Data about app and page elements
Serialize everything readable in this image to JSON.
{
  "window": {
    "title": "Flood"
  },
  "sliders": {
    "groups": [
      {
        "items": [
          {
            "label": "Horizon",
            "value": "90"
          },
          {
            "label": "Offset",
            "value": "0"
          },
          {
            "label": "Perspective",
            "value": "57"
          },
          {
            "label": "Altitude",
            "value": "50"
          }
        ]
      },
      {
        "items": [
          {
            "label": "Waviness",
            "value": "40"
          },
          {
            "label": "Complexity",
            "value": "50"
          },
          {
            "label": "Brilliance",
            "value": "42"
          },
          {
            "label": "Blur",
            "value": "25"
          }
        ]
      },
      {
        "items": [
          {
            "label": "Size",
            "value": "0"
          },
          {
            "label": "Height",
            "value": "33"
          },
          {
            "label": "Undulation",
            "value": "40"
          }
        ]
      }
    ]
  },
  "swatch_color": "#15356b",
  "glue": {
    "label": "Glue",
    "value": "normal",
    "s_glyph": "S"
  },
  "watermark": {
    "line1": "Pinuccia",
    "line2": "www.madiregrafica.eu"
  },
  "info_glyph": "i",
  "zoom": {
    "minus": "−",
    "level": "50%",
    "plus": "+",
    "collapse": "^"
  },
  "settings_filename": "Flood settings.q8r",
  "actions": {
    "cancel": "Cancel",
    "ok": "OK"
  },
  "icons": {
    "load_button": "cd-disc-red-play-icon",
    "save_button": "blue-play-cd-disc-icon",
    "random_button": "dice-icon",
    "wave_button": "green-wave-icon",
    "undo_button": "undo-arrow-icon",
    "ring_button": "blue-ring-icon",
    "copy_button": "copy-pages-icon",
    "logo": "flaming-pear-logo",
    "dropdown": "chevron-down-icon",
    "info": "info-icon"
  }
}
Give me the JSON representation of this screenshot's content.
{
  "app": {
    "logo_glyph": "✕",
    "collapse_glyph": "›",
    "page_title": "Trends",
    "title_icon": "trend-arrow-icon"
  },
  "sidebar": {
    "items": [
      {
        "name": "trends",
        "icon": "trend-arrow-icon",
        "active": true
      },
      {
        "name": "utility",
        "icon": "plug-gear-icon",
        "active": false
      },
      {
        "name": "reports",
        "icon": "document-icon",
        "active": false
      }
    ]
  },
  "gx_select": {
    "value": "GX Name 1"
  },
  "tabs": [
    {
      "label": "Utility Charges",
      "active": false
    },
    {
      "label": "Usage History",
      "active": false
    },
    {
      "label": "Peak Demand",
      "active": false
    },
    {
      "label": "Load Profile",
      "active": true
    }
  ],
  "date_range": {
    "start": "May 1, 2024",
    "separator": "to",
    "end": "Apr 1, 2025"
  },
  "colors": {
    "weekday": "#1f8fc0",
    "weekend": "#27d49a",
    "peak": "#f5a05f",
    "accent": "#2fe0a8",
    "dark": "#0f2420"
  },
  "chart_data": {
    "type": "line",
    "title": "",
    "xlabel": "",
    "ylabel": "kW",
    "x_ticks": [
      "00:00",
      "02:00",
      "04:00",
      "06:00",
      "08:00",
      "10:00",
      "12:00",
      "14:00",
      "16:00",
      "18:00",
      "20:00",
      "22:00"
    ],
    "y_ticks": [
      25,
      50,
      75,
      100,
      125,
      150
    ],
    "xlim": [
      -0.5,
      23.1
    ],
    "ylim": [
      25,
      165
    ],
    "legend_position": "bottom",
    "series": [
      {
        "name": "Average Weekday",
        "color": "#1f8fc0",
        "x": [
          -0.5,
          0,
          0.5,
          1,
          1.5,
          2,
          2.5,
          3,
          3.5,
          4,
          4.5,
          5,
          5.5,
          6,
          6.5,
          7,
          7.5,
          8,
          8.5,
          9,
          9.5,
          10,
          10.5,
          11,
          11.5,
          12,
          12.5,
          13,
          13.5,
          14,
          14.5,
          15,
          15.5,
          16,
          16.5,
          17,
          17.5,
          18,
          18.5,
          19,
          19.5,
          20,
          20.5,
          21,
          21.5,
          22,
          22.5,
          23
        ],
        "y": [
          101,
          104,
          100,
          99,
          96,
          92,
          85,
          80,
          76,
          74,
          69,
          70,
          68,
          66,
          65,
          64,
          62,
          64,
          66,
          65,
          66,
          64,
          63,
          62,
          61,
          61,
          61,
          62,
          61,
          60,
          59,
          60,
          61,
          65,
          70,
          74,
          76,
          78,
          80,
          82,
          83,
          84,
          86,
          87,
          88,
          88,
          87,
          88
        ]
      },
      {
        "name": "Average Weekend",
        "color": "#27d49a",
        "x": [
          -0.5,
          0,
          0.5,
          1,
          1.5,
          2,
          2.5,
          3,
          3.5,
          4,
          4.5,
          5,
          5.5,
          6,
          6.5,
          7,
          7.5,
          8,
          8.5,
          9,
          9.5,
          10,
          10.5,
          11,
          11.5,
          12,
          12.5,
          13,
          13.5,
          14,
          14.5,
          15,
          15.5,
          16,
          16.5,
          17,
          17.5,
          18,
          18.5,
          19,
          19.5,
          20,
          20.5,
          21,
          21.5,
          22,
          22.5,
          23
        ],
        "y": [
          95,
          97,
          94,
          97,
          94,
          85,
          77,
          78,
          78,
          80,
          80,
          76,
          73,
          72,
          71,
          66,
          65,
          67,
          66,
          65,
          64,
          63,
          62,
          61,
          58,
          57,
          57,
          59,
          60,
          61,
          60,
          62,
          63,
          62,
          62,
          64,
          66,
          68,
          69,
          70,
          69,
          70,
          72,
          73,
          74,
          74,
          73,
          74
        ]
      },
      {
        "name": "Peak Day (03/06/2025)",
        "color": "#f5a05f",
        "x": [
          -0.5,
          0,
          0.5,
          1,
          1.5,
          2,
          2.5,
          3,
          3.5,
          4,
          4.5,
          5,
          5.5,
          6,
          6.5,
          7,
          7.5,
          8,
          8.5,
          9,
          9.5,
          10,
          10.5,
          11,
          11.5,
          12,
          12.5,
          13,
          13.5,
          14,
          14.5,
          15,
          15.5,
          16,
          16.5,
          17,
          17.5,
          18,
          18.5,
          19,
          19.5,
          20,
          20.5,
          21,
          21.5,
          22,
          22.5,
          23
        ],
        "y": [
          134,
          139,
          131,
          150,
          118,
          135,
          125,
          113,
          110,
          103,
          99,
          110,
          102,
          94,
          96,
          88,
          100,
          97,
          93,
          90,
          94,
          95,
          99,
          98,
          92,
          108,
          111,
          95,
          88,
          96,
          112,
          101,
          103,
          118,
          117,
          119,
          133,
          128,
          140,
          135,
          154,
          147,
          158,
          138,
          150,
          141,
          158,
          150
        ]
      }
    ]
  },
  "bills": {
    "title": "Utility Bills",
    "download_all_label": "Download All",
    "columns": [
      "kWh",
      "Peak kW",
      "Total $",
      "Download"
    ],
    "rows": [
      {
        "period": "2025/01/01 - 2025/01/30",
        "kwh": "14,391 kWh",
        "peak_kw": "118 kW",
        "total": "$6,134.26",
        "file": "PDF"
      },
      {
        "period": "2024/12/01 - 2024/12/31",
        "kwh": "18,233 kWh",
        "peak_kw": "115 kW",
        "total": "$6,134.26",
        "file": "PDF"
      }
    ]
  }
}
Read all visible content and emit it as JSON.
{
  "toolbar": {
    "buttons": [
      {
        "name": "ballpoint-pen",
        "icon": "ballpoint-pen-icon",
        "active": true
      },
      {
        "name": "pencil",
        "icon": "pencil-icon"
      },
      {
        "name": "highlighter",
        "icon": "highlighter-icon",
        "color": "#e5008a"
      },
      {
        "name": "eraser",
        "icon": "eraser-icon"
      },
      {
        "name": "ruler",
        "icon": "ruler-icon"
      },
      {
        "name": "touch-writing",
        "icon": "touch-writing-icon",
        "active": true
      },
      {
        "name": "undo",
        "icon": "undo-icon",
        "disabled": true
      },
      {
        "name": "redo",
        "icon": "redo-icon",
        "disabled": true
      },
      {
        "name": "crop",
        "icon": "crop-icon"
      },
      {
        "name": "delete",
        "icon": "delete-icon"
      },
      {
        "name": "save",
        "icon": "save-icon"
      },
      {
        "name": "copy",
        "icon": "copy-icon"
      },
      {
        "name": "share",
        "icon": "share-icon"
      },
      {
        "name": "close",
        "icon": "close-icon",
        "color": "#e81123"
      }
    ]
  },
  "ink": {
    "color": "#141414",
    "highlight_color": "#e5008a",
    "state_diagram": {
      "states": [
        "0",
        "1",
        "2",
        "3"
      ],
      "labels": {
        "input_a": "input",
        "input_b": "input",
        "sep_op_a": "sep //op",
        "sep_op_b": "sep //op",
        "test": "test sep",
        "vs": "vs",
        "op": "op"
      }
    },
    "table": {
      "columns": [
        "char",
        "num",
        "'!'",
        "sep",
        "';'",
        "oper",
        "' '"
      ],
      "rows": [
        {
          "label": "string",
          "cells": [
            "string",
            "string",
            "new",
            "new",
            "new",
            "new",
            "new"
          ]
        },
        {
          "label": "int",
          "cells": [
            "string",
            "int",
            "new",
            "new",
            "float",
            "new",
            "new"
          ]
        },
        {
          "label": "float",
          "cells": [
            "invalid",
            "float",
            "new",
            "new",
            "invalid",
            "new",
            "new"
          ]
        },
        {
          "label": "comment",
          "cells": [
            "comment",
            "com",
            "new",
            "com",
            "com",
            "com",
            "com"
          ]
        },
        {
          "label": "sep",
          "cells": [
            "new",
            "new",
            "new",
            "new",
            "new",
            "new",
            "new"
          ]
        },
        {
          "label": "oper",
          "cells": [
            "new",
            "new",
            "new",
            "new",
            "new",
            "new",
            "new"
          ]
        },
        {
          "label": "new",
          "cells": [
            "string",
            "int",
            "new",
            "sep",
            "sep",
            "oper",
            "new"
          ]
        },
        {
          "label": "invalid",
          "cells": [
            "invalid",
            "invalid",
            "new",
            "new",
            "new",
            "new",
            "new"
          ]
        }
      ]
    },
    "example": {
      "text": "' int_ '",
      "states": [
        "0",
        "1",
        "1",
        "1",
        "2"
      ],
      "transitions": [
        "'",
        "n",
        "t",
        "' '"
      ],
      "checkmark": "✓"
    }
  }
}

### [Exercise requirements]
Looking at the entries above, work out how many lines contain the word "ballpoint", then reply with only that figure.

### [Result of the task]
2